Cavitation – An Introduction
Cavitation – an Introduction
- Cavitation is the formation of vapour cavities in a liquid, small liquid-free zones ((“
bubbles” or “voids”), that are the consequence of forces acting upon the liquid.
- It usually occurs when a liquid is subjected to rapid changes of pressure that cause the formation of cavities in the liquid where the pressure is relatively low.
- Cavitation occurs in fluid flow systems where the local static pressure is below vapor pressure.
- Cavitation is a common problem in pumps and control valves – causing serious wear, tear and damage. Under the wrong conditions cavitation reduces components life time dramatically.
What is Cavitation?
Cavitation may occur when local static pressure in a fluid reach a level below the vapor pressure of the liquid at the actual temperature. According the Bernoulli Equation this may happen when a fluid accelerates in a control valve or around a pump impeller.

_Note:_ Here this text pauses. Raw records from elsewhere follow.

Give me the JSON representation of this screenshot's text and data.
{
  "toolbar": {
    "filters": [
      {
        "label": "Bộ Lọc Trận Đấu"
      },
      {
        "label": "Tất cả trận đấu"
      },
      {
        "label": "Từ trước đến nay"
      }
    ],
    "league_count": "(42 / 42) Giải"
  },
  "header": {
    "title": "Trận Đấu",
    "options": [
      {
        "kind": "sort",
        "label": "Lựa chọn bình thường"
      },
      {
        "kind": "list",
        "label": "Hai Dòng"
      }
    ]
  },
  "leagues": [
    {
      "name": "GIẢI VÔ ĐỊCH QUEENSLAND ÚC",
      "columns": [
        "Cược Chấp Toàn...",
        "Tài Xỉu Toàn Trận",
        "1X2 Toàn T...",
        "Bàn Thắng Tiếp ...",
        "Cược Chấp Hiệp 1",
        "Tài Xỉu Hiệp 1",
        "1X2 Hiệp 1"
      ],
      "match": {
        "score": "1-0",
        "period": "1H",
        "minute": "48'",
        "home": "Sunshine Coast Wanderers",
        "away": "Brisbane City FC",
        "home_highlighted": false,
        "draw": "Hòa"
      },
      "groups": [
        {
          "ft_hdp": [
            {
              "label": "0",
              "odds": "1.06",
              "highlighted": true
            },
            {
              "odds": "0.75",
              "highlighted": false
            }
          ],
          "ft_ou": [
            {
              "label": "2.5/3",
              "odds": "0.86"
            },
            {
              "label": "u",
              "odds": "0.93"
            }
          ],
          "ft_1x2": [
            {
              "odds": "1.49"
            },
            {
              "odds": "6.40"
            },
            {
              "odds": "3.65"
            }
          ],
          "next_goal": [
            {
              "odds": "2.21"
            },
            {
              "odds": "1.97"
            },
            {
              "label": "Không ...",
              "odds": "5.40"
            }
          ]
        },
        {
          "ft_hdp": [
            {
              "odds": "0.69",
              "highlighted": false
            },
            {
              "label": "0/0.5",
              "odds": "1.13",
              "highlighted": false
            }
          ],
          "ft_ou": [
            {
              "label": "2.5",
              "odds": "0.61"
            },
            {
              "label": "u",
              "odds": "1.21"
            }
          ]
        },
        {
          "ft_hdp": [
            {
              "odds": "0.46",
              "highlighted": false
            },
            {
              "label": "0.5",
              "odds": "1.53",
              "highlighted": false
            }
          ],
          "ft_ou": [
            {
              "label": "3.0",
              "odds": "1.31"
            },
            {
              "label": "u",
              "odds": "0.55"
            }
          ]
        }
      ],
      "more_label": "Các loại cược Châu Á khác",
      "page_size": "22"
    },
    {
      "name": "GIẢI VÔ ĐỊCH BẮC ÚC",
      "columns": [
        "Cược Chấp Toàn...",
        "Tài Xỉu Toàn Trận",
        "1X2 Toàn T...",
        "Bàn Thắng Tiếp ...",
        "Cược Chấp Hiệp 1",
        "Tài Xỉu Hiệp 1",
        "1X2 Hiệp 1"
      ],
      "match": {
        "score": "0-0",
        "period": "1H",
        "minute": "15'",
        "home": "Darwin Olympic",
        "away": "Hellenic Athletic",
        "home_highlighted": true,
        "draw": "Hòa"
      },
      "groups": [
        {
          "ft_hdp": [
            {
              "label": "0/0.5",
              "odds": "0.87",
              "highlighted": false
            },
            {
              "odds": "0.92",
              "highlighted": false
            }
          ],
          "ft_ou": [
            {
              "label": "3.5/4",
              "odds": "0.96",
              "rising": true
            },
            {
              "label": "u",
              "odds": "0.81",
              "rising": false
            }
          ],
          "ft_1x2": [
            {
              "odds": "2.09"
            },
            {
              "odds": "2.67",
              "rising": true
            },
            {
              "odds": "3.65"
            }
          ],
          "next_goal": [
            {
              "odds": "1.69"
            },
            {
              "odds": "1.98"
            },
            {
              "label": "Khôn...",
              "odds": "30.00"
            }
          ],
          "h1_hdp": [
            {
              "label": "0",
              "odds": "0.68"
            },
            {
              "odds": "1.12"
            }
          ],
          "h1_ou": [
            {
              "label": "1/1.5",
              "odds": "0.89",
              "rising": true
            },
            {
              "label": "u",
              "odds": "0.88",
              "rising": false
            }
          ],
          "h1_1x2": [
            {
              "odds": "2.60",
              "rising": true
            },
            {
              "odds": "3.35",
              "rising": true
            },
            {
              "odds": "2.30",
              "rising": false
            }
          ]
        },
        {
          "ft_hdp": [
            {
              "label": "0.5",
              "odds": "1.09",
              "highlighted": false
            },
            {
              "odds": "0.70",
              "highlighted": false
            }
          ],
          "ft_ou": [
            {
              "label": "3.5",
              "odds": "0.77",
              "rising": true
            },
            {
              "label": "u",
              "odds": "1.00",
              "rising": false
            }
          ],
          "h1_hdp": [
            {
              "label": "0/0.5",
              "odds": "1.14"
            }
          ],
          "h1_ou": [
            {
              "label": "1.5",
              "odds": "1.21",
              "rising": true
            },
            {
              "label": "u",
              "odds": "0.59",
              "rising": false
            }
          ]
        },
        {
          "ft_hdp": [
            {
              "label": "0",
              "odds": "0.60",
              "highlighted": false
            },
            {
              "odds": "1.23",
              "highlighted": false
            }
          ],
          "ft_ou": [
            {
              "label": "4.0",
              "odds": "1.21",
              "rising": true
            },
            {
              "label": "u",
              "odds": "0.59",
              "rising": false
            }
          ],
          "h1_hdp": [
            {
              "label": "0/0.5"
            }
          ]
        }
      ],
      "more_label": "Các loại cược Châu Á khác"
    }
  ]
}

Credit : https://gfycat.com/
Credit : https://gfycat.com/
The vaporization itself does not cause the damage – the damage happens when the vapor almost immediately after evaporation collapses when velocity decreases and pressure increases.
Cavitation can in general be avoided by
- increasing the distance (pressure difference) between the actual local static pressure in the fluid – and the vapor pressure of the fluid at the actual temperature
How to prevent cavitation due to vaporization
For preventing cavitation in a pump following is the mentioned precautions :
NPSHa > NPSHr + 3 ft or more safety margin
- Lower the temperature.
- Raise the liquid level in the suction vessel.
- Change the pump.
- Reduce motor RPM if possible.
- Increase the diameter of the eye of the impeller.
- Use an impeller inducer.
- Reducing the temperature of the fluid
- Use two lower capacity pumps in parallel.
- Use a booster pump to feed the principal pump.
- Increasing the total or local static pressure in the system
Re-engineering of Components Initiating High Speed Velocity and Low Static Pressure
Cavitation and damage can be avoided by using special components designed for the actual rough conditions.
- conditions with huge pressure drops can – with limitations – be handled by Multi Stage Control Valves
- challenging pumping conditions with fluid temperatures close to the vaporization temperature can be handled with special pumps – working after other principles than centrifugal pumps
Increasing the Total or Local Pressure in the System
By increasing the total or local pressure in the system the distance between the static pressure and the vaporization pressure is increased and vaporization and cavitation can be avoided.
The ratio between static pressure and the vaporization pressure – an indication of the possibility of vaporization, is often expressed by the Cavitation Number.
Unfortunately it is not always possible to increase total static pressure due to systems classifications or other limitations. Local static pressure in components may be increased by lowering (elevation) the component in the system. Control valves and pumps should in general be positioned in the lowest part of a system to maximize the static head.
This is a common solution for boiler feeding pumps receiving hot condensate (water close to 100 oC) from condensate receivers in steam plants.
Reducing the Fluid Temperature
Vaporization pressure depends of fluid temperature. The vapor pressures for water – our most common fluid – are indicated below:
Note! – be aware that evaporation pressure – and possible cavitation – increases dramatically with water temperature.
Cavitation can be avoided by locating components to the coldest part of systems. Example – it is common to locate pumps and modulating valves in heating systems in the “cold” return lines before heaters and heat-exchangers.